EXERCISE DATA START

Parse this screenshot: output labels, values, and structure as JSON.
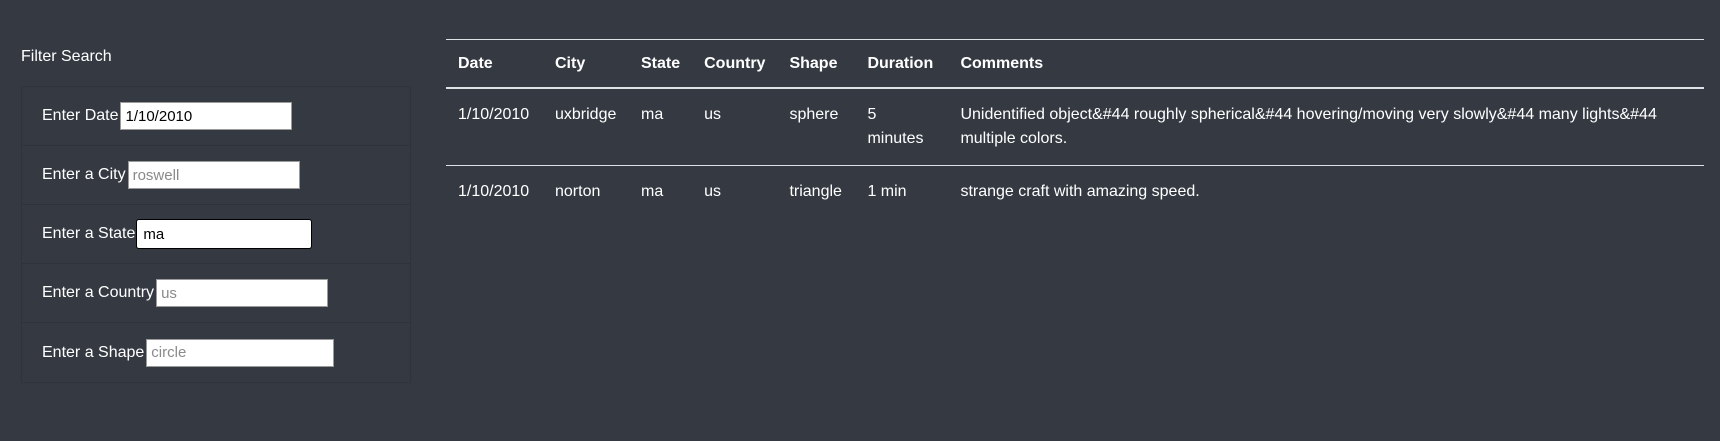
{
  "filter": {
    "title": "Filter Search",
    "fields": [
      {
        "label": "Enter Date",
        "value": "1/10/2010",
        "placeholder": ""
      },
      {
        "label": "Enter a City",
        "value": "",
        "placeholder": "roswell"
      },
      {
        "label": "Enter a State",
        "value": "ma",
        "placeholder": ""
      },
      {
        "label": "Enter a Country",
        "value": "",
        "placeholder": "us"
      },
      {
        "label": "Enter a Shape",
        "value": "",
        "placeholder": "circle"
      }
    ]
  },
  "table": {
    "headers": [
      "Date",
      "City",
      "State",
      "Country",
      "Shape",
      "Duration",
      "Comments"
    ],
    "rows": [
      [
        "1/10/2010",
        "uxbridge",
        "ma",
        "us",
        "sphere",
        "5 minutes",
        "Unidentified object&#44 roughly spherical&#44 hovering/moving very slowly&#44 many lights&#44 multiple colors."
      ],
      [
        "1/10/2010",
        "norton",
        "ma",
        "us",
        "triangle",
        "1 min",
        "strange craft with amazing speed."
      ]
    ]
  },
  "colors": {
    "background": "#353a42",
    "text": "#ffffff",
    "table_border": "#dee2e6"
  }
}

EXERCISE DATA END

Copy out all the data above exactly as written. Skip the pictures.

THE ANSWER
Parse this screenshot: output labels, values, and structure as JSON.
{
  "filter": {
    "title": "Filter Search",
    "fields": [
      {
        "label": "Enter Date",
        "value": "1/10/2010",
        "placeholder": ""
      },
      {
        "label": "Enter a City",
        "value": "",
        "placeholder": "roswell"
      },
      {
        "label": "Enter a State",
        "value": "ma",
        "placeholder": ""
      },
      {
        "label": "Enter a Country",
        "value": "",
        "placeholder": "us"
      },
      {
        "label": "Enter a Shape",
        "value": "",
        "placeholder": "circle"
      }
    ]
  },
  "table": {
    "headers": [
      "Date",
      "City",
      "State",
      "Country",
      "Shape",
      "Duration",
      "Comments"
    ],
    "rows": [
      [
        "1/10/2010",
        "uxbridge",
        "ma",
        "us",
        "sphere",
        "5 minutes",
        "Unidentified object&#44 roughly spherical&#44 hovering/moving very slowly&#44 many lights&#44 multiple colors."
      ],
      [
        "1/10/2010",
        "norton",
        "ma",
        "us",
        "triangle",
        "1 min",
        "strange craft with amazing speed."
      ]
    ]
  },
  "colors": {
    "background": "#353a42",
    "text": "#ffffff",
    "table_border": "#dee2e6"
  }
}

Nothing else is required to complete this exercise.